*** INPUT FOR THIS TASK ***
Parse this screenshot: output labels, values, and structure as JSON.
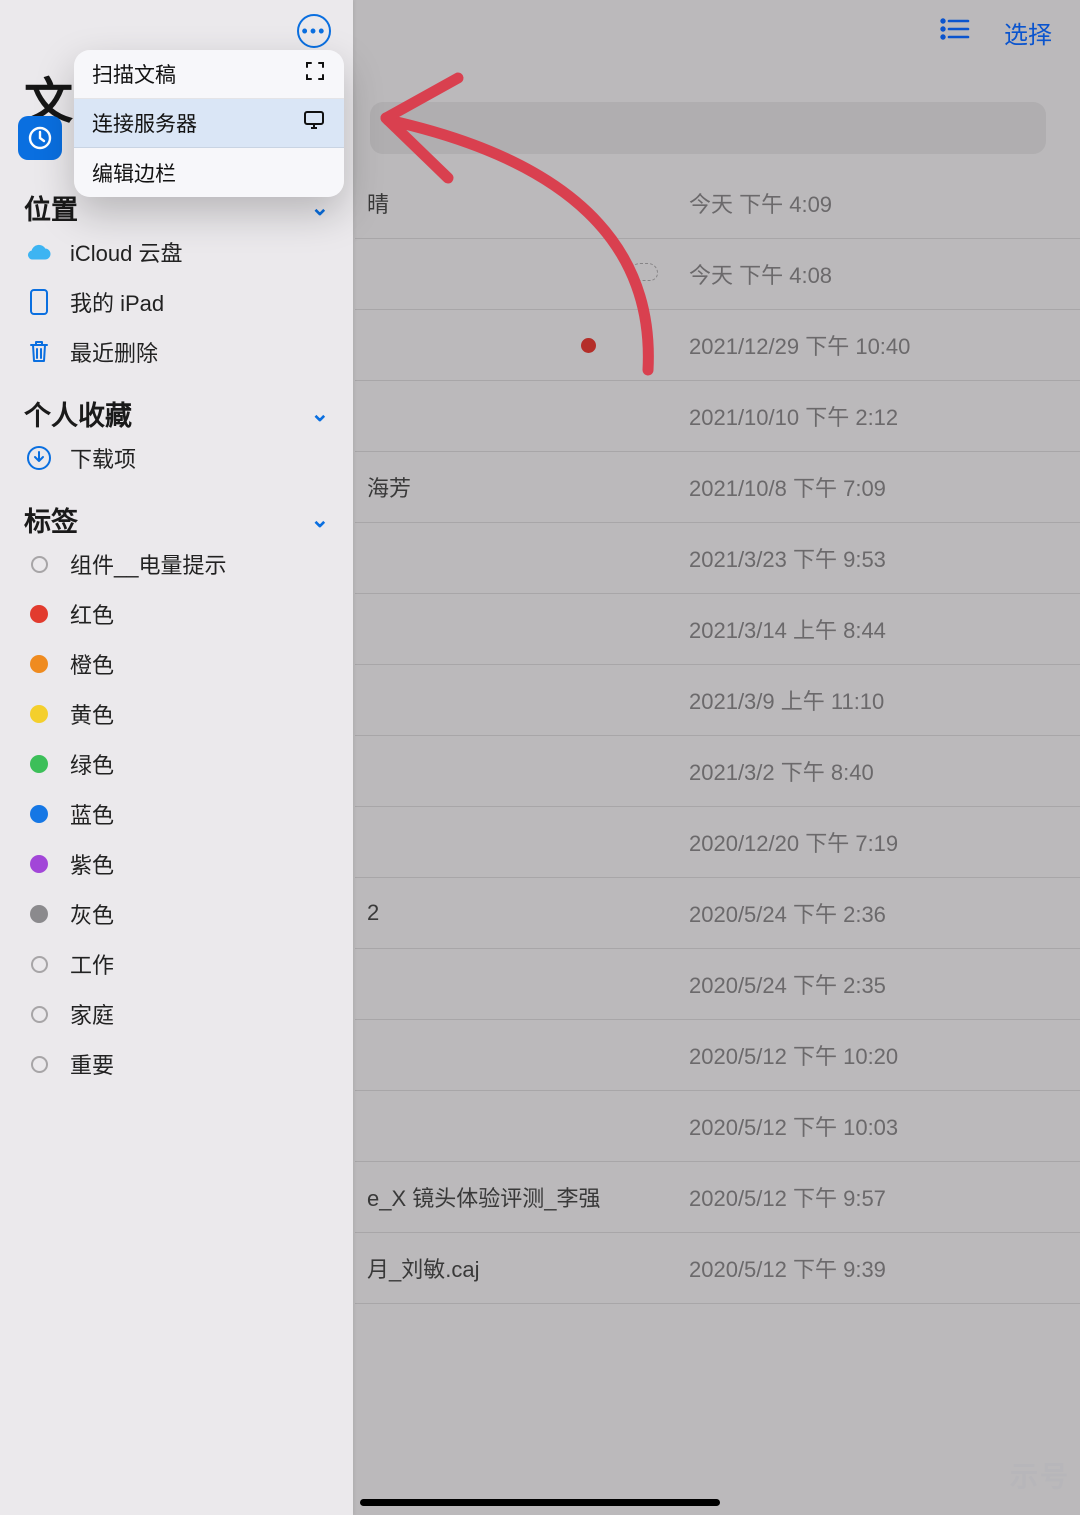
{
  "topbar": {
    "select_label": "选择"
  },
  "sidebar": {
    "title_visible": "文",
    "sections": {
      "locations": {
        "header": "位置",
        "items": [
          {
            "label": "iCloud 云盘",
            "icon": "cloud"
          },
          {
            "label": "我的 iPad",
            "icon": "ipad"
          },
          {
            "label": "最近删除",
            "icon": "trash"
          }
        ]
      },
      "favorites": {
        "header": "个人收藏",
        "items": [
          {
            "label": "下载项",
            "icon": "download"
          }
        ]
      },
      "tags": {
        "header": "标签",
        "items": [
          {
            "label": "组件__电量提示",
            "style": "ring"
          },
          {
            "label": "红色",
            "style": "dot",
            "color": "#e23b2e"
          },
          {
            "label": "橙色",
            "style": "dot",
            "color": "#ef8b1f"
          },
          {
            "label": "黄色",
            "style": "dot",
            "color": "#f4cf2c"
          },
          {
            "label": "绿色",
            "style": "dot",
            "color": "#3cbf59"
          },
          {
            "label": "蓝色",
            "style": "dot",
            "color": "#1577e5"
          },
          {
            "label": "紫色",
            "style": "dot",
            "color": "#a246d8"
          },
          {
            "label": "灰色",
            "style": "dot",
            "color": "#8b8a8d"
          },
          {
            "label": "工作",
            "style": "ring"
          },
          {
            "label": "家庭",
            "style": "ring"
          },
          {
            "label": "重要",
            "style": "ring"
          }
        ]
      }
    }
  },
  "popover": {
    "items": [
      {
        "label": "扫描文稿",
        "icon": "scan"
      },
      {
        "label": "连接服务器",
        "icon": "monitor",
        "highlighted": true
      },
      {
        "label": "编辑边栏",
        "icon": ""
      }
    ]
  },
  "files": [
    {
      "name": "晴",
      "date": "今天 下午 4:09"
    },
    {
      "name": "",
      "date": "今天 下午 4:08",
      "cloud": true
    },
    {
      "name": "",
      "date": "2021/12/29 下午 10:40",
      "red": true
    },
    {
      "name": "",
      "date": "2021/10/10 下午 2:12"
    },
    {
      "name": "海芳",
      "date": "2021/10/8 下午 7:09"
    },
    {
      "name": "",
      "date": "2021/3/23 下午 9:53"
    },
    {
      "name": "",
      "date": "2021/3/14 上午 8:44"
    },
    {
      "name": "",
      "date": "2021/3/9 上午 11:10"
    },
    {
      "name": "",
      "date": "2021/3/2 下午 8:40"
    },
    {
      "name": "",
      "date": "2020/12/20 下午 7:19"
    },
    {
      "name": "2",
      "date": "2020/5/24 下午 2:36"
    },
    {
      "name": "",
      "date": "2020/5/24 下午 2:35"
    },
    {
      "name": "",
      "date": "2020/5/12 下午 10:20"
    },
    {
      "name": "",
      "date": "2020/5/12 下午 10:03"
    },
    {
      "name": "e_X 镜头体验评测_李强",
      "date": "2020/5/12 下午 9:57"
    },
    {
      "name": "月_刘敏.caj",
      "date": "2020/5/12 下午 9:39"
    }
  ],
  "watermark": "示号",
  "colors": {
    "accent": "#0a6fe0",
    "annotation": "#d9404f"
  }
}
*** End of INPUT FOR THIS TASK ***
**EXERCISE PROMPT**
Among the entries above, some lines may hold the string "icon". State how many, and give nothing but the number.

**SOLVED PROBLEM**
7